TOKYO, Feb. 12 (Xinhua) -- Tokyo 2020 organizing committee will select a new president "as soon as possible" to succeed Yoshiro Mori, who resigned Friday over sexist remarks.
Toshiro Muto, the CEO of Tokyo 2020, told reporters after today's special meeting at which Mori announced his resignation, that a selection committee headed by honorary president Fujio Mitarai will be formed to look for candidates for the new president.
Muto said the selection panel will consist of both men and women and the process should be "transparent."
With only five months remaining before the Olympic Games, Muto said there is not a deadline when the new leader will be decided. But it is "desirable" if everything can be settled before the organizing committee's next executive board on March 22, he said.

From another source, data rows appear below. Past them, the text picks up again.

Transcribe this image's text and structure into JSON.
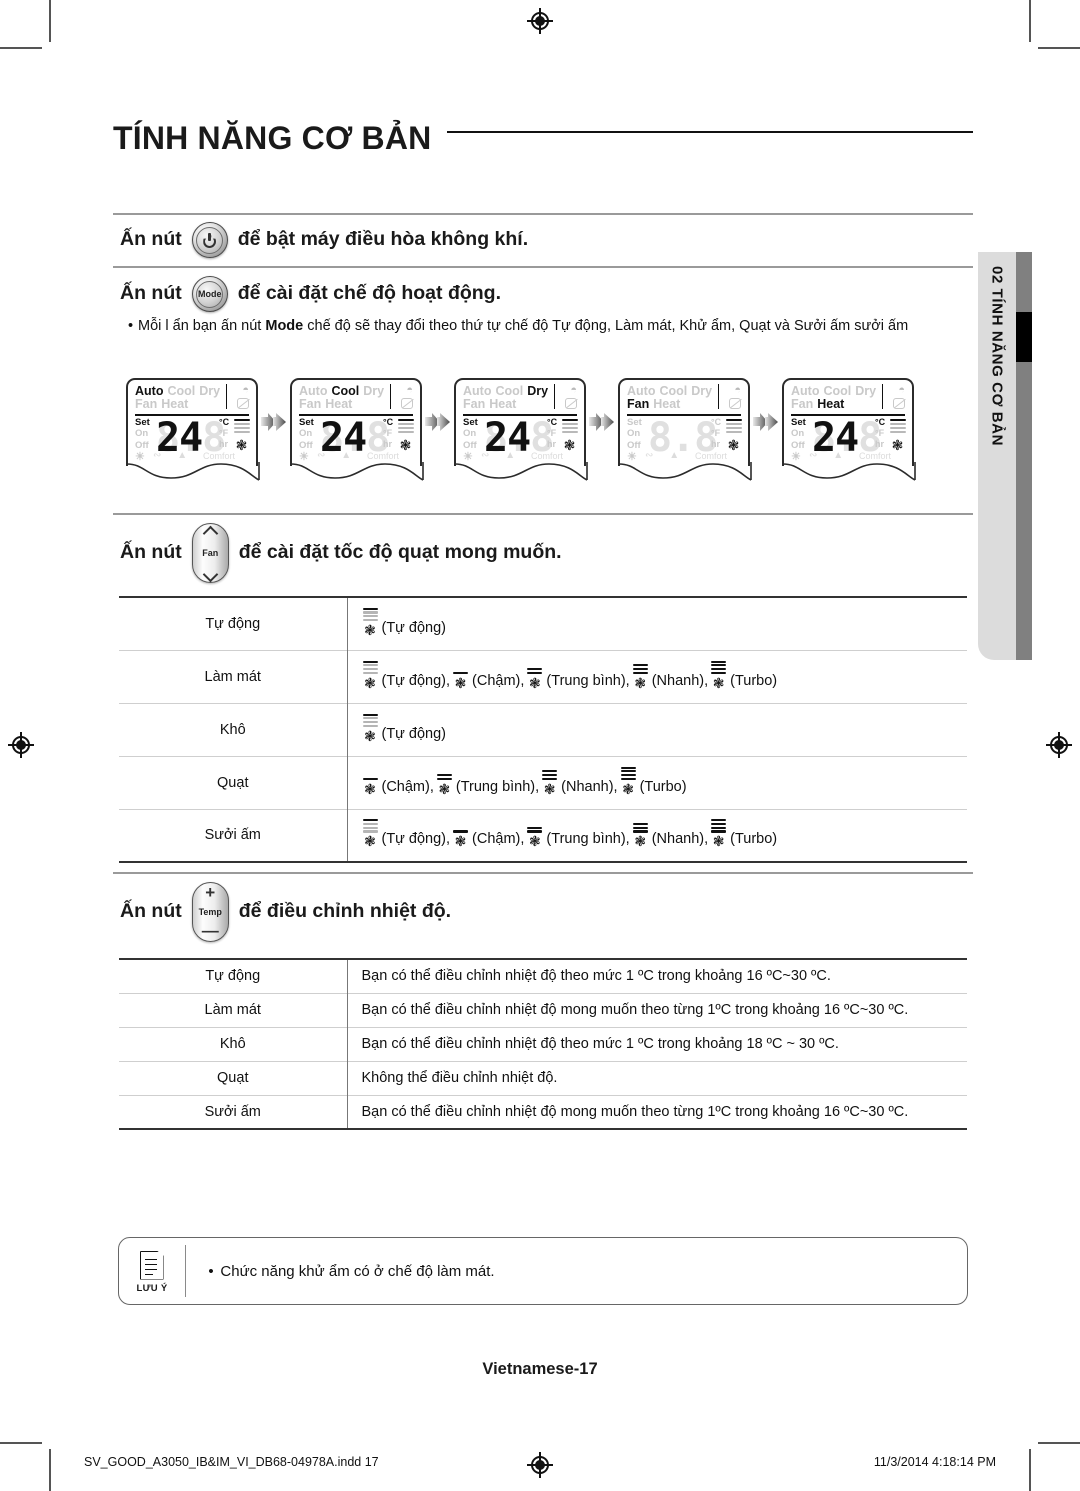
{
  "page": {
    "title": "TÍNH NĂNG CƠ BẢN",
    "page_label": "Vietnamese-17",
    "side_tab": "02  TÍNH NĂNG CƠ BẢN"
  },
  "footer": {
    "file": "SV_GOOD_A3050_IB&IM_VI_DB68-04978A.indd   17",
    "timestamp": "11/3/2014   4:18:14 PM"
  },
  "sections": {
    "power": {
      "prefix": "Ấn nút",
      "button_icon": "power-icon",
      "suffix": "để bật máy điều hòa không khí."
    },
    "mode": {
      "prefix": "Ấn nút",
      "button_label": "Mode",
      "suffix": "để cài đặt chế độ hoạt động.",
      "bullet_pre": "Mỗi l ẩn bạn ấn nút ",
      "bullet_bold": "Mode",
      "bullet_post": " chế độ sẽ thay đổi theo thứ tự chế độ Tự động, Làm mát, Khử ẩm, Quạt và Sưởi ấm sưởi ấm"
    },
    "fan": {
      "prefix": "Ấn nút",
      "button_label": "Fan",
      "suffix": "để cài đặt tốc độ quạt mong muốn."
    },
    "temp": {
      "prefix": "Ấn nút",
      "button_label": "Temp",
      "button_plus": "+",
      "button_minus": "—",
      "suffix": "để điều chỉnh nhiệt độ."
    }
  },
  "lcd_panels": [
    {
      "active_mode": "Auto",
      "modes_top": [
        "Auto",
        "Cool",
        "Dry"
      ],
      "modes_bottom": [
        "Fan",
        "Heat"
      ],
      "set_label": "Set",
      "on_label": "On",
      "off_label": "Off",
      "ghost_digits": "8.8",
      "digits": "24",
      "unit_c": "°C",
      "unit_f": "°F",
      "unit_hr": "hr",
      "fan_bars": 4,
      "fan_bars_on": 1,
      "temp_shown": true,
      "comfort_label": "Comfort"
    },
    {
      "active_mode": "Cool",
      "modes_top": [
        "Auto",
        "Cool",
        "Dry"
      ],
      "modes_bottom": [
        "Fan",
        "Heat"
      ],
      "set_label": "Set",
      "on_label": "On",
      "off_label": "Off",
      "ghost_digits": "8.8",
      "digits": "24",
      "unit_c": "°C",
      "unit_f": "°F",
      "unit_hr": "hr",
      "fan_bars": 4,
      "fan_bars_on": 1,
      "temp_shown": true,
      "comfort_label": "Comfort"
    },
    {
      "active_mode": "Dry",
      "modes_top": [
        "Auto",
        "Cool",
        "Dry"
      ],
      "modes_bottom": [
        "Fan",
        "Heat"
      ],
      "set_label": "Set",
      "on_label": "On",
      "off_label": "Off",
      "ghost_digits": "8.8",
      "digits": "24",
      "unit_c": "°C",
      "unit_f": "°F",
      "unit_hr": "hr",
      "fan_bars": 4,
      "fan_bars_on": 1,
      "temp_shown": true,
      "comfort_label": "Comfort"
    },
    {
      "active_mode": "Fan",
      "modes_top": [
        "Auto",
        "Cool",
        "Dry"
      ],
      "modes_bottom": [
        "Fan",
        "Heat"
      ],
      "set_label": "Set",
      "on_label": "On",
      "off_label": "Off",
      "ghost_digits": "8.8",
      "digits": "",
      "unit_c": "°C",
      "unit_f": "°F",
      "unit_hr": "hr",
      "fan_bars": 4,
      "fan_bars_on": 1,
      "temp_shown": false,
      "comfort_label": "Comfort"
    },
    {
      "active_mode": "Heat",
      "modes_top": [
        "Auto",
        "Cool",
        "Dry"
      ],
      "modes_bottom": [
        "Fan",
        "Heat"
      ],
      "set_label": "Set",
      "on_label": "On",
      "off_label": "Off",
      "ghost_digits": "8.8",
      "digits": "24",
      "unit_c": "°C",
      "unit_f": "°F",
      "unit_hr": "hr",
      "fan_bars": 4,
      "fan_bars_on": 1,
      "temp_shown": true,
      "comfort_label": "Comfort"
    }
  ],
  "fan_speed_table": {
    "rows": [
      {
        "mode": "Tự động",
        "options": [
          {
            "label": "(Tự động)",
            "bars": "auto"
          }
        ]
      },
      {
        "mode": "Làm mát",
        "options": [
          {
            "label": "(Tự động),",
            "bars": "auto"
          },
          {
            "label": "(Chậm),",
            "bars": 1
          },
          {
            "label": "(Trung bình),",
            "bars": 2
          },
          {
            "label": "(Nhanh),",
            "bars": 3
          },
          {
            "label": "(Turbo)",
            "bars": 4
          }
        ]
      },
      {
        "mode": "Khô",
        "options": [
          {
            "label": "(Tự động)",
            "bars": "auto"
          }
        ]
      },
      {
        "mode": "Quạt",
        "options": [
          {
            "label": "(Chậm),",
            "bars": 1
          },
          {
            "label": "(Trung bình),",
            "bars": 2
          },
          {
            "label": "(Nhanh),",
            "bars": 3
          },
          {
            "label": "(Turbo)",
            "bars": 4
          }
        ]
      },
      {
        "mode": "Sưởi ấm",
        "options": [
          {
            "label": "(Tự động),",
            "bars": "auto"
          },
          {
            "label": "(Chậm),",
            "bars": 1
          },
          {
            "label": "(Trung bình),",
            "bars": 2
          },
          {
            "label": "(Nhanh),",
            "bars": 3
          },
          {
            "label": "(Turbo)",
            "bars": 4
          }
        ]
      }
    ]
  },
  "temperature_table": {
    "rows": [
      {
        "mode": "Tự động",
        "desc": "Bạn có thể điều chỉnh nhiệt độ theo mức 1 ºC trong khoảng 16 ºC~30 ºC."
      },
      {
        "mode": "Làm mát",
        "desc": "Bạn có thể điều chỉnh nhiệt độ mong muốn theo từng 1ºC trong khoảng 16 ºC~30 ºC."
      },
      {
        "mode": "Khô",
        "desc": "Bạn có thể điều chỉnh nhiệt độ theo mức 1 ºC trong khoảng 18 ºC ~ 30 ºC."
      },
      {
        "mode": "Quạt",
        "desc": "Không thể điều chỉnh nhiệt độ."
      },
      {
        "mode": "Sưởi ấm",
        "desc": "Bạn có thể điều chỉnh nhiệt độ mong muốn theo từng 1ºC trong khoảng 16 ºC~30 ºC."
      }
    ]
  },
  "note": {
    "icon_label": "LƯU Ý",
    "text": "Chức năng khử ẩm có ở chế độ làm mát."
  }
}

Japan's football legend Saburo Kawabuchi, who was widely reported on Thursday to be the successor, has been ruled out the possibility of stepping in.

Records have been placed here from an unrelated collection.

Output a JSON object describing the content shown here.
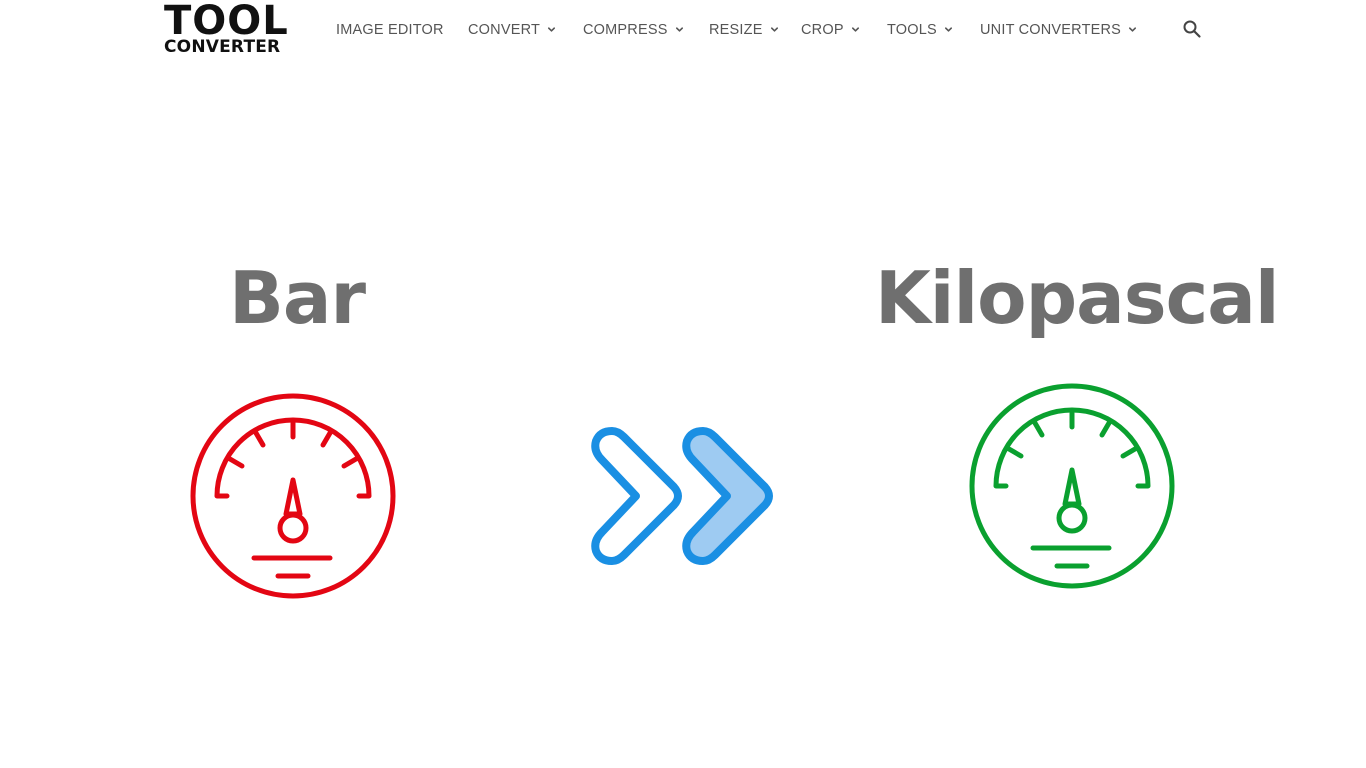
{
  "header": {
    "logo": {
      "line1": "TOOL",
      "line2": "CONVERTER"
    },
    "nav": [
      {
        "label": "IMAGE EDITOR",
        "has_dropdown": false
      },
      {
        "label": "CONVERT",
        "has_dropdown": true
      },
      {
        "label": "COMPRESS",
        "has_dropdown": true
      },
      {
        "label": "RESIZE",
        "has_dropdown": true
      },
      {
        "label": "CROP",
        "has_dropdown": true
      },
      {
        "label": "TOOLS",
        "has_dropdown": true
      },
      {
        "label": "UNIT CONVERTERS",
        "has_dropdown": true
      }
    ],
    "search_icon": "search-icon"
  },
  "converter": {
    "from_unit": {
      "label": "Bar",
      "icon": "pressure-gauge-icon",
      "color": "#e30613"
    },
    "arrow": {
      "icon": "double-chevron-right-icon",
      "stroke_color": "#1a8fe3",
      "fill_color": "#9ecbf2"
    },
    "to_unit": {
      "label": "Kilopascal",
      "icon": "pressure-gauge-icon",
      "color": "#0aa02f"
    }
  },
  "colors": {
    "text_dark": "#111111",
    "nav_text": "#555555",
    "unit_title": "#6f6f6f",
    "background": "#ffffff"
  }
}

Kawabuchi, 84, the mayor of the Olympic Village and a councilor of Tokyo 2020, told today's meeting that he "is not thinking to be the president," Muto said.
The former Japanese Football Association president earlier told reporters that he had been asked by Mori to be the replacement, a decision which immediately was criticized for being made behind closed doors without any transparency.
Kawabuchi's withdrawal left Olympic Minister Seiko Hashimoto the front runner. The 56-year-old has been regarded as the right person at the right time.
Hashimoto, who competed in three winter Olympics and four summer Olympics, told reporters on Friday that the Tokyo organizers should find Mori's successor swiftly.
Mori did not attend today's press conference along with Muto, who said that the former Japanese prime minister has "made enough explanations" about his "inappropriate" remarks.
Muto promised that the incident in the past week will not "cause any delay" to the preparation for the games, which has been pushed back one year due to the COVID-19 pandemic.
IOC President Thomas Bach said earlier that his organization "fully respects" Mori's decision to step down and "understands his reasons" for doing so.
"The IOC will continue working hand-in-hand with his successor to deliver safe and secure Tokyo 2020 Olympic Games in 2021," Bach said in a statement.